### Material to process
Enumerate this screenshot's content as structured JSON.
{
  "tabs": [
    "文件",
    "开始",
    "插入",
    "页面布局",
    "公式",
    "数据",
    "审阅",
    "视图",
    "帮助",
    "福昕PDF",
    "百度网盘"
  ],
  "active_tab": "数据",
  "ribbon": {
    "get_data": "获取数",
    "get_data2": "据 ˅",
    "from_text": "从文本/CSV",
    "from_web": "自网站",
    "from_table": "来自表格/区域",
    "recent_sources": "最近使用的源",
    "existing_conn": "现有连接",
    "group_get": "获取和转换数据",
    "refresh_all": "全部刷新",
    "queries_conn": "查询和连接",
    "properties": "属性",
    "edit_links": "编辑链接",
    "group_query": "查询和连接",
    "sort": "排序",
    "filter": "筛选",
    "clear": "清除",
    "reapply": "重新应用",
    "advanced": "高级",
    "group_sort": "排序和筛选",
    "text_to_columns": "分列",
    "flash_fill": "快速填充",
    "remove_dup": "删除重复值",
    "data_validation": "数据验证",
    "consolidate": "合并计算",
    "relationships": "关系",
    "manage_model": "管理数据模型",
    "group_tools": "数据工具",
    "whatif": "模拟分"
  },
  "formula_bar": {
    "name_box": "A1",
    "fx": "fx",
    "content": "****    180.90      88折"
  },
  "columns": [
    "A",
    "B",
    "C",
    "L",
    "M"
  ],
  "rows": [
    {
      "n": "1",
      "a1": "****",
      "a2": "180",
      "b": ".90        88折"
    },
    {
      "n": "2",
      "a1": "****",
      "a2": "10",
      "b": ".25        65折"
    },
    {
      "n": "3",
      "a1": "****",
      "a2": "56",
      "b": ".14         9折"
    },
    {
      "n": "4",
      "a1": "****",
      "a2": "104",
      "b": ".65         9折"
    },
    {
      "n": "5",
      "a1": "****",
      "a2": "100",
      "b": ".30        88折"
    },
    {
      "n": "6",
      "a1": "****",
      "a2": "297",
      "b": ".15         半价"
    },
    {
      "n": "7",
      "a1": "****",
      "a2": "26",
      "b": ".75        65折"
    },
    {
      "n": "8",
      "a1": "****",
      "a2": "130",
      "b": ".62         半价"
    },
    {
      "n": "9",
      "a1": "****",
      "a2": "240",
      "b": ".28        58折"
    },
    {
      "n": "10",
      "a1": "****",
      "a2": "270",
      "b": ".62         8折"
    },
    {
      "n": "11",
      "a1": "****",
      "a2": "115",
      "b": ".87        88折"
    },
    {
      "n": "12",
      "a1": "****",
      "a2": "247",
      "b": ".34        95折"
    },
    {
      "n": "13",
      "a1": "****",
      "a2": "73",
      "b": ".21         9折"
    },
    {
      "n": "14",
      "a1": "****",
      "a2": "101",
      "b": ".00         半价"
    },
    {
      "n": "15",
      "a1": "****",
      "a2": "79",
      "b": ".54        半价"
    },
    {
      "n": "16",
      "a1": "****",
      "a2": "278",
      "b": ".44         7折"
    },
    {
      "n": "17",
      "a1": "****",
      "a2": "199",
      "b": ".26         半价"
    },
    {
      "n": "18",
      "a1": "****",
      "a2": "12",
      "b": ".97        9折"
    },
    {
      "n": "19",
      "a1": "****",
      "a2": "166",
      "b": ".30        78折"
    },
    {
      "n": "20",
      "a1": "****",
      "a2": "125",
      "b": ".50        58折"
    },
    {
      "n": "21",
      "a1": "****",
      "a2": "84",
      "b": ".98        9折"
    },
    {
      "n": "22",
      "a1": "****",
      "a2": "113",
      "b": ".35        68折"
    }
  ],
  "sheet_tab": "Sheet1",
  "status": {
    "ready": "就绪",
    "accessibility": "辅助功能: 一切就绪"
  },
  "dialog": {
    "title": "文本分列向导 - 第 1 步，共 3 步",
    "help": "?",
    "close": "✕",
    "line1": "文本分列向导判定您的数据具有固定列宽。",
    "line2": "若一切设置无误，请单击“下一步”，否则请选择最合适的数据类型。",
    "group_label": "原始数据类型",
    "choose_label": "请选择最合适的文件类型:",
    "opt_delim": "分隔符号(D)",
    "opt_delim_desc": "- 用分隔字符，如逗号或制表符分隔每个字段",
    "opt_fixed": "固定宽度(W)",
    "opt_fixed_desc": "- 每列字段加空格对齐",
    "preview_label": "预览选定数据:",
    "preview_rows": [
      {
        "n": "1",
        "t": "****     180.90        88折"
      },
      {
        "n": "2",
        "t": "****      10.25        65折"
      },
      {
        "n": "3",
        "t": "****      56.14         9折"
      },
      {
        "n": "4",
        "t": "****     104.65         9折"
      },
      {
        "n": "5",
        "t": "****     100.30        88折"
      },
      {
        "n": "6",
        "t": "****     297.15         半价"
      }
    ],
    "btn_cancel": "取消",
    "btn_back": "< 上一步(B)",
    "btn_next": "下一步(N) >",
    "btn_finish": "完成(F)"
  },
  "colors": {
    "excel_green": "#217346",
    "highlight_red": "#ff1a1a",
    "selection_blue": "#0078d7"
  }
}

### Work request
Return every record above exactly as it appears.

### Reply
Enumerate this screenshot's content as structured JSON.
{
  "tabs": [
    "文件",
    "开始",
    "插入",
    "页面布局",
    "公式",
    "数据",
    "审阅",
    "视图",
    "帮助",
    "福昕PDF",
    "百度网盘"
  ],
  "active_tab": "数据",
  "ribbon": {
    "get_data": "获取数",
    "get_data2": "据 ˅",
    "from_text": "从文本/CSV",
    "from_web": "自网站",
    "from_table": "来自表格/区域",
    "recent_sources": "最近使用的源",
    "existing_conn": "现有连接",
    "group_get": "获取和转换数据",
    "refresh_all": "全部刷新",
    "queries_conn": "查询和连接",
    "properties": "属性",
    "edit_links": "编辑链接",
    "group_query": "查询和连接",
    "sort": "排序",
    "filter": "筛选",
    "clear": "清除",
    "reapply": "重新应用",
    "advanced": "高级",
    "group_sort": "排序和筛选",
    "text_to_columns": "分列",
    "flash_fill": "快速填充",
    "remove_dup": "删除重复值",
    "data_validation": "数据验证",
    "consolidate": "合并计算",
    "relationships": "关系",
    "manage_model": "管理数据模型",
    "group_tools": "数据工具",
    "whatif": "模拟分"
  },
  "formula_bar": {
    "name_box": "A1",
    "fx": "fx",
    "content": "****    180.90      88折"
  },
  "columns": [
    "A",
    "B",
    "C",
    "L",
    "M"
  ],
  "rows": [
    {
      "n": "1",
      "a1": "****",
      "a2": "180",
      "b": ".90        88折"
    },
    {
      "n": "2",
      "a1": "****",
      "a2": "10",
      "b": ".25        65折"
    },
    {
      "n": "3",
      "a1": "****",
      "a2": "56",
      "b": ".14         9折"
    },
    {
      "n": "4",
      "a1": "****",
      "a2": "104",
      "b": ".65         9折"
    },
    {
      "n": "5",
      "a1": "****",
      "a2": "100",
      "b": ".30        88折"
    },
    {
      "n": "6",
      "a1": "****",
      "a2": "297",
      "b": ".15         半价"
    },
    {
      "n": "7",
      "a1": "****",
      "a2": "26",
      "b": ".75        65折"
    },
    {
      "n": "8",
      "a1": "****",
      "a2": "130",
      "b": ".62         半价"
    },
    {
      "n": "9",
      "a1": "****",
      "a2": "240",
      "b": ".28        58折"
    },
    {
      "n": "10",
      "a1": "****",
      "a2": "270",
      "b": ".62         8折"
    },
    {
      "n": "11",
      "a1": "****",
      "a2": "115",
      "b": ".87        88折"
    },
    {
      "n": "12",
      "a1": "****",
      "a2": "247",
      "b": ".34        95折"
    },
    {
      "n": "13",
      "a1": "****",
      "a2": "73",
      "b": ".21         9折"
    },
    {
      "n": "14",
      "a1": "****",
      "a2": "101",
      "b": ".00         半价"
    },
    {
      "n": "15",
      "a1": "****",
      "a2": "79",
      "b": ".54        半价"
    },
    {
      "n": "16",
      "a1": "****",
      "a2": "278",
      "b": ".44         7折"
    },
    {
      "n": "17",
      "a1": "****",
      "a2": "199",
      "b": ".26         半价"
    },
    {
      "n": "18",
      "a1": "****",
      "a2": "12",
      "b": ".97        9折"
    },
    {
      "n": "19",
      "a1": "****",
      "a2": "166",
      "b": ".30        78折"
    },
    {
      "n": "20",
      "a1": "****",
      "a2": "125",
      "b": ".50        58折"
    },
    {
      "n": "21",
      "a1": "****",
      "a2": "84",
      "b": ".98        9折"
    },
    {
      "n": "22",
      "a1": "****",
      "a2": "113",
      "b": ".35        68折"
    }
  ],
  "sheet_tab": "Sheet1",
  "status": {
    "ready": "就绪",
    "accessibility": "辅助功能: 一切就绪"
  },
  "dialog": {
    "title": "文本分列向导 - 第 1 步，共 3 步",
    "help": "?",
    "close": "✕",
    "line1": "文本分列向导判定您的数据具有固定列宽。",
    "line2": "若一切设置无误，请单击“下一步”，否则请选择最合适的数据类型。",
    "group_label": "原始数据类型",
    "choose_label": "请选择最合适的文件类型:",
    "opt_delim": "分隔符号(D)",
    "opt_delim_desc": "- 用分隔字符，如逗号或制表符分隔每个字段",
    "opt_fixed": "固定宽度(W)",
    "opt_fixed_desc": "- 每列字段加空格对齐",
    "preview_label": "预览选定数据:",
    "preview_rows": [
      {
        "n": "1",
        "t": "****     180.90        88折"
      },
      {
        "n": "2",
        "t": "****      10.25        65折"
      },
      {
        "n": "3",
        "t": "****      56.14         9折"
      },
      {
        "n": "4",
        "t": "****     104.65         9折"
      },
      {
        "n": "5",
        "t": "****     100.30        88折"
      },
      {
        "n": "6",
        "t": "****     297.15         半价"
      }
    ],
    "btn_cancel": "取消",
    "btn_back": "< 上一步(B)",
    "btn_next": "下一步(N) >",
    "btn_finish": "完成(F)"
  },
  "colors": {
    "excel_green": "#217346",
    "highlight_red": "#ff1a1a",
    "selection_blue": "#0078d7"
  }
}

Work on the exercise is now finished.